• **Source material**:
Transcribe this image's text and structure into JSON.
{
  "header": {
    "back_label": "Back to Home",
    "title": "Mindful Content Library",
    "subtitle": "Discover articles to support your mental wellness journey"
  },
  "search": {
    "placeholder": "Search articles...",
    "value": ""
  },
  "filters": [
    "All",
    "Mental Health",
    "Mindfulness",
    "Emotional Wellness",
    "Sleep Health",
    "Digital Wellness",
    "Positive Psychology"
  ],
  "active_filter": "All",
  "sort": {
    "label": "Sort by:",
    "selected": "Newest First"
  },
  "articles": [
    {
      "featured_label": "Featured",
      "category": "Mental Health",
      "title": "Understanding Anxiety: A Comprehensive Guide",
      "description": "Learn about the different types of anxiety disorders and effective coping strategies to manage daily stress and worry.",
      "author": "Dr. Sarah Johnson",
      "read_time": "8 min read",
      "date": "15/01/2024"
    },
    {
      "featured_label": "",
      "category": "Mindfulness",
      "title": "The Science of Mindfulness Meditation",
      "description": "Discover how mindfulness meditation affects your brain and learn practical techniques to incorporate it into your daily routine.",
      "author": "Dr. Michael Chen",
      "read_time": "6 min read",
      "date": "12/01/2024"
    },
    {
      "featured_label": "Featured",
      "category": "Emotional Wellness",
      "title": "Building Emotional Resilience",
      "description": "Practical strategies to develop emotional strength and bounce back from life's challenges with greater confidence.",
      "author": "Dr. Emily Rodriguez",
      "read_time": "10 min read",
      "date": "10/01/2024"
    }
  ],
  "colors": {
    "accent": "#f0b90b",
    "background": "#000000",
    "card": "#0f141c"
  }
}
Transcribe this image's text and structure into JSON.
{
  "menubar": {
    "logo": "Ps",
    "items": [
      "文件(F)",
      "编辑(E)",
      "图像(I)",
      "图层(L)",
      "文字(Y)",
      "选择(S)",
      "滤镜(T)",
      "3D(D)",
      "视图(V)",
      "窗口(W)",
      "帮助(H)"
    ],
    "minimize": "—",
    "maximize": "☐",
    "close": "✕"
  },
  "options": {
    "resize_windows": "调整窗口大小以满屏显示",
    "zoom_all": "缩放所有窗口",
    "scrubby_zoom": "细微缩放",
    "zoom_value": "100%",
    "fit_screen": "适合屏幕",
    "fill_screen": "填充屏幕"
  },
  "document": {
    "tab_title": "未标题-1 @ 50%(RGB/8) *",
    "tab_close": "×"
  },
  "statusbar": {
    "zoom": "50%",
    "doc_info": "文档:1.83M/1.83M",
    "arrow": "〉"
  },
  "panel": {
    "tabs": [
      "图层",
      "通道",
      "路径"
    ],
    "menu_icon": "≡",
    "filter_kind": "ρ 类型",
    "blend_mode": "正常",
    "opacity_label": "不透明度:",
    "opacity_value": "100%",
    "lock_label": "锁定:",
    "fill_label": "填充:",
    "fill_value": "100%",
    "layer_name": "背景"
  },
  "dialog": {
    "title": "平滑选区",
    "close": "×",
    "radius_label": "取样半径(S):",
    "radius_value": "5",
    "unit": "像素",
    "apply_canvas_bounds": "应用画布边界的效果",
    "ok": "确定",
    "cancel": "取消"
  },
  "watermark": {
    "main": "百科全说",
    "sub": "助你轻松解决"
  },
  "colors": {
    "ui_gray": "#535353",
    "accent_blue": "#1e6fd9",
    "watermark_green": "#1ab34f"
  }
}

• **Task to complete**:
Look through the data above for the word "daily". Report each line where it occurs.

• **Response to this exercise**:
      "description": "Learn about the different types of anxiety disorders and effective coping strategies to manage daily stress and worry.",
      "description": "Discover how mindfulness meditation affects your brain and learn practical techniques to incorporate it into your daily routine.",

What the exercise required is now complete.